Dr. Aislinn O’Donnell
“They don’t want you to think, they want to think for you”
“Who is ‘they’?”
“All of them, the system” Words of a prisoner
Through its art programme, the National College of Art and Design (NCAD) maintained a presence in Portlaoise Prison for almost a quarter of a century from 1987-2010. This element of the review of that time seeks to provide a context for this work, to capture the experienced quality of education offered by this programme for the range of stakeholders involved, and to offer a set of philosophical reflections drawn from the words of those interviewed in the process of reviewing the programme. These names have been anonymised throughout this document. They represent the wide range of perspectives of those who played an important role in terms of offering, supporting and participating in education in prison including Governors, Prison Officers, Head Teachers, a National Co-ordinator of Prison Education, Practitioner/Educators, Ex-Ordinary Prisoners and Ex-Political Prisoners. All interviews were recorded and all took place outside the prison. Some ex-prisoners undertook their study with NCAD at the beginning of the program whilst others were involved at the close of the program. As such, divergence in descriptions and evaluations of education in the prison may reflect these different periods. All participants had the right of response to the first version of this document. The conclusion will make a series of suggestions as to how the programme might be re-envisioned and re-initiated.
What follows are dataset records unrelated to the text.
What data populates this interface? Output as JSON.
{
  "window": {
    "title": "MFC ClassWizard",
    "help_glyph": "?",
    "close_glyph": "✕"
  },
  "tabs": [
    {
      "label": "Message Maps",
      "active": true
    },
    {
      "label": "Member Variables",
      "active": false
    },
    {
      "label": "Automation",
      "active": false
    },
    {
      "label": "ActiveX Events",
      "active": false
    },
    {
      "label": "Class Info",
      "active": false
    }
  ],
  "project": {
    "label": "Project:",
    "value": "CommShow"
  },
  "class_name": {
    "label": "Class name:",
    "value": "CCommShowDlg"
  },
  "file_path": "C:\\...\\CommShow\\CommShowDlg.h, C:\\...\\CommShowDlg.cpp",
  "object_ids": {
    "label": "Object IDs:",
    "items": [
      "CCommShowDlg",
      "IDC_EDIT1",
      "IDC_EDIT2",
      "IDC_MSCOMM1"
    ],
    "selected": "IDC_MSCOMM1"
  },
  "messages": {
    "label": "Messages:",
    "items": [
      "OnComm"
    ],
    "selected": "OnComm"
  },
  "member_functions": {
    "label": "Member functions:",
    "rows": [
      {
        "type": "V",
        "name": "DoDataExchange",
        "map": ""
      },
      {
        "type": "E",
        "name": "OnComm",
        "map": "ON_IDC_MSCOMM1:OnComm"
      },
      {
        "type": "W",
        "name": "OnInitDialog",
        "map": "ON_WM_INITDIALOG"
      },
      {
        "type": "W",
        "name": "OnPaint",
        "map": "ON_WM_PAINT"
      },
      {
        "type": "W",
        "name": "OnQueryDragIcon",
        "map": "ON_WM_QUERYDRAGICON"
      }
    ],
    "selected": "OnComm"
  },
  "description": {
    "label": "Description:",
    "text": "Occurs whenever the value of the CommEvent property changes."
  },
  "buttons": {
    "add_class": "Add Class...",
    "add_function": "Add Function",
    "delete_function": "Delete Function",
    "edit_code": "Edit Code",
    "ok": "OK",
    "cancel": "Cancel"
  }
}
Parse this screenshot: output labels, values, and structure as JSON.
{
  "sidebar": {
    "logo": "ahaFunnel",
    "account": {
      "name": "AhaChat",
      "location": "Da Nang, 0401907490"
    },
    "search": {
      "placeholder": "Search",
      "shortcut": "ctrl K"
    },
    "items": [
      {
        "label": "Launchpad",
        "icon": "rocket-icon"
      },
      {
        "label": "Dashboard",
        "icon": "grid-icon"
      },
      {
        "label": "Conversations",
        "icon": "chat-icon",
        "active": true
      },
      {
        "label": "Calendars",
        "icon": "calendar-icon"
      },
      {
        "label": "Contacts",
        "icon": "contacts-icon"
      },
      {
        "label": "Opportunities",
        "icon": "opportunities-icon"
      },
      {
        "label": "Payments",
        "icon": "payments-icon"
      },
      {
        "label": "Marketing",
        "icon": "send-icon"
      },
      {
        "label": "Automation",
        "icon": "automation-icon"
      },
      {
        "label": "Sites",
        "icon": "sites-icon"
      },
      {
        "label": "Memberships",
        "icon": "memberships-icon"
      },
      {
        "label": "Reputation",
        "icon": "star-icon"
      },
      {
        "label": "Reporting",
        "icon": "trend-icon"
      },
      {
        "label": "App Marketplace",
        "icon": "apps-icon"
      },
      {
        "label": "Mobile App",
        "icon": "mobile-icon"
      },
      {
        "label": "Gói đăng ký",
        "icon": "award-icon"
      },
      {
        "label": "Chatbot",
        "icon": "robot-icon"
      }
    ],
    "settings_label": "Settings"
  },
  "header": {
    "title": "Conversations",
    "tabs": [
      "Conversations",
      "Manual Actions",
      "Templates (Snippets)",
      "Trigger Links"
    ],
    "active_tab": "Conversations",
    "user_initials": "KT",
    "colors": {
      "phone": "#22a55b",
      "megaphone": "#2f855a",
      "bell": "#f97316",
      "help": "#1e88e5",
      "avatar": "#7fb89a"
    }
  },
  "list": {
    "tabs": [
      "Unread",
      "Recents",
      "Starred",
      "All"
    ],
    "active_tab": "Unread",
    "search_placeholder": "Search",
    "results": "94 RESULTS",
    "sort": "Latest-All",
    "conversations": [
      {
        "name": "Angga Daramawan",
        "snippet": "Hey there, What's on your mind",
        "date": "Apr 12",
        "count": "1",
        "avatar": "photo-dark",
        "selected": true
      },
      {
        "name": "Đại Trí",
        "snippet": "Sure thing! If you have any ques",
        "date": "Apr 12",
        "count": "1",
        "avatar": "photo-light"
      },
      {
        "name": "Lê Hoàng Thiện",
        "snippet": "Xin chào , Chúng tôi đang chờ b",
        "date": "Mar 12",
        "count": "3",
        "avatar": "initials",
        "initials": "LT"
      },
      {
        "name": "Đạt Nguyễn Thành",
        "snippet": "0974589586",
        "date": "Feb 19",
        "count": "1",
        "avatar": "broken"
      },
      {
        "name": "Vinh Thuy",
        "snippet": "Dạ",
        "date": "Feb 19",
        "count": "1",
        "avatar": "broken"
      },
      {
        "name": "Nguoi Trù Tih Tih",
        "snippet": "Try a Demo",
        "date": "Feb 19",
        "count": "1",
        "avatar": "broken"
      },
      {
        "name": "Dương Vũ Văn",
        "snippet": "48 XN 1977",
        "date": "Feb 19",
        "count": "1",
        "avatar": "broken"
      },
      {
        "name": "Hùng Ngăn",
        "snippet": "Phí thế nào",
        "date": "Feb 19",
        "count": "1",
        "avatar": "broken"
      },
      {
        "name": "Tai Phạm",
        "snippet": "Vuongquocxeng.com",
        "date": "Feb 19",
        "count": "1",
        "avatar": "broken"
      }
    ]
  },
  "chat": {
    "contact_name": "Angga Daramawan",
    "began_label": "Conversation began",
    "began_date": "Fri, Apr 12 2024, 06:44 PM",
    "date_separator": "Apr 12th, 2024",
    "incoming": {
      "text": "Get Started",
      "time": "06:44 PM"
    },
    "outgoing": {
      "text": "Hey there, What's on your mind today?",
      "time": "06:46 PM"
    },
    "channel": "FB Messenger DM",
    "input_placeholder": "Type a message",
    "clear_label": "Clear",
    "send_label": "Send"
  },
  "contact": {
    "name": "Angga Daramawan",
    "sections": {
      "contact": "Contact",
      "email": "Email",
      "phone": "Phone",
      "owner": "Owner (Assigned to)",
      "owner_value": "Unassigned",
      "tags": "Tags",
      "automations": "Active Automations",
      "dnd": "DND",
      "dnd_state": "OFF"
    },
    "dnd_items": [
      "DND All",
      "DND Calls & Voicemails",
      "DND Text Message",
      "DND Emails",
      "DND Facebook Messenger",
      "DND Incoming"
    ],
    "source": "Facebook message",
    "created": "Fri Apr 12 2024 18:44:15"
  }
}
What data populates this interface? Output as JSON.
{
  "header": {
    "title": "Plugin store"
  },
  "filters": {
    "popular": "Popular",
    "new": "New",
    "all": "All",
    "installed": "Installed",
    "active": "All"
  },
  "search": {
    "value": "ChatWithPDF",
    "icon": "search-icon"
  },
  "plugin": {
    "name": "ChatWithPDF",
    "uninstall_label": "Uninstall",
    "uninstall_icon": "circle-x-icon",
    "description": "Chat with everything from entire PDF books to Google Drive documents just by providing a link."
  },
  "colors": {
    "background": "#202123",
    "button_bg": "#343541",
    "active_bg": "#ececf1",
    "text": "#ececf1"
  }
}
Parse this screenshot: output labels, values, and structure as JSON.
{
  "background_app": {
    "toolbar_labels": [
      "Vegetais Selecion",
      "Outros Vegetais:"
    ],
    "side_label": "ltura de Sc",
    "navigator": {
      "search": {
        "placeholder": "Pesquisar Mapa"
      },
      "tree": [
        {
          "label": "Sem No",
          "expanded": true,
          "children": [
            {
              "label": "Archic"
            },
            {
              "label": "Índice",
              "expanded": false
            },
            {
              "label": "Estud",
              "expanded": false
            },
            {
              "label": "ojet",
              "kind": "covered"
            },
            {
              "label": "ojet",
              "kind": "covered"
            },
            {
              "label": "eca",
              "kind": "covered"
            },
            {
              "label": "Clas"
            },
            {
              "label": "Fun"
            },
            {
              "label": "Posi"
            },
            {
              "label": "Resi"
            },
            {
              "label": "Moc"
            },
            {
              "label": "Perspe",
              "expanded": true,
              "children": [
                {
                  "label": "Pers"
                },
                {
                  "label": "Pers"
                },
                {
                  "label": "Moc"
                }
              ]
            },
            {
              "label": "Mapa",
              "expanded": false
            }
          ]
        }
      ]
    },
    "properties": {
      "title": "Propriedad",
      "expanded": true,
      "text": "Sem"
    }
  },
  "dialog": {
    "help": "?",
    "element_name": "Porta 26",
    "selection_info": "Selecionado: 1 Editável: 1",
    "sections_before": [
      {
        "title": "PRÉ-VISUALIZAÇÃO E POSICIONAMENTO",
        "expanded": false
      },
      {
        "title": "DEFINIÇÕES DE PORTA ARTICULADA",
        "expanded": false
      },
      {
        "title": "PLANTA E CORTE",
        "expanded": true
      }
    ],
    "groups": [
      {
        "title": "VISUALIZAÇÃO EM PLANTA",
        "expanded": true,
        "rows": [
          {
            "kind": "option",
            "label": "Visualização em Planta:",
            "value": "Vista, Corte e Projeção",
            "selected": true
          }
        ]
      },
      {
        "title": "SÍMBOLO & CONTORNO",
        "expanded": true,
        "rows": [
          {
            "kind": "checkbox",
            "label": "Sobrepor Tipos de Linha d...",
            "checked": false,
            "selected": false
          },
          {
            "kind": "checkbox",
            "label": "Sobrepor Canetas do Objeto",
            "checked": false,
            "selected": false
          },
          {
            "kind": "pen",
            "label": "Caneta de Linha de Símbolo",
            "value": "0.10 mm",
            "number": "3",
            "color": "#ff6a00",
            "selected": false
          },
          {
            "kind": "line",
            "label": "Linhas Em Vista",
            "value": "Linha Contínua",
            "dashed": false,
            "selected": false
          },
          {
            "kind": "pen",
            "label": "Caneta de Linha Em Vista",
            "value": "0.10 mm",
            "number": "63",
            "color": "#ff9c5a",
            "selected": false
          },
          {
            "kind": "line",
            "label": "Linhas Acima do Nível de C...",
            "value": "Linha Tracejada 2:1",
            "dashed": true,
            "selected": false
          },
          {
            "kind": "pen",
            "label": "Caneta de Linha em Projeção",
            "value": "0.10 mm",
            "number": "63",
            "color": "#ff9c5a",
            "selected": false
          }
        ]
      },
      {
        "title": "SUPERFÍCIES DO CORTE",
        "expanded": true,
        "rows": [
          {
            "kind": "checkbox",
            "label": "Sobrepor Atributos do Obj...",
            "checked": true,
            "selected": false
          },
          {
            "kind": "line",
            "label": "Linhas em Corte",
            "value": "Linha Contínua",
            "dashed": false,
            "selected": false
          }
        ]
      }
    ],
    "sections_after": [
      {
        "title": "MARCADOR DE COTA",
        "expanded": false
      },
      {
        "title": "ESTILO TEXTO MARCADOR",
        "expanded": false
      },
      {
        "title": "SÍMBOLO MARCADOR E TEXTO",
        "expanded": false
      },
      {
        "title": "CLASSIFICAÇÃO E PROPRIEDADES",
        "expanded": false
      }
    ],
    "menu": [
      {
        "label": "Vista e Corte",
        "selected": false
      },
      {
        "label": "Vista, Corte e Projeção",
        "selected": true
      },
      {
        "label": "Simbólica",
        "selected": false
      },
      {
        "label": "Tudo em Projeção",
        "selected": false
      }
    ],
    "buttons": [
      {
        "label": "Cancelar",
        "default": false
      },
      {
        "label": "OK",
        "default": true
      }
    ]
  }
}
It aims to communicate and evaluate the qualitative nature of the educative experience as narrated by key stakeholders thus offering a richer story than one that might be offered through more restrictive criteria of evaluation born of performance and audit based models of education.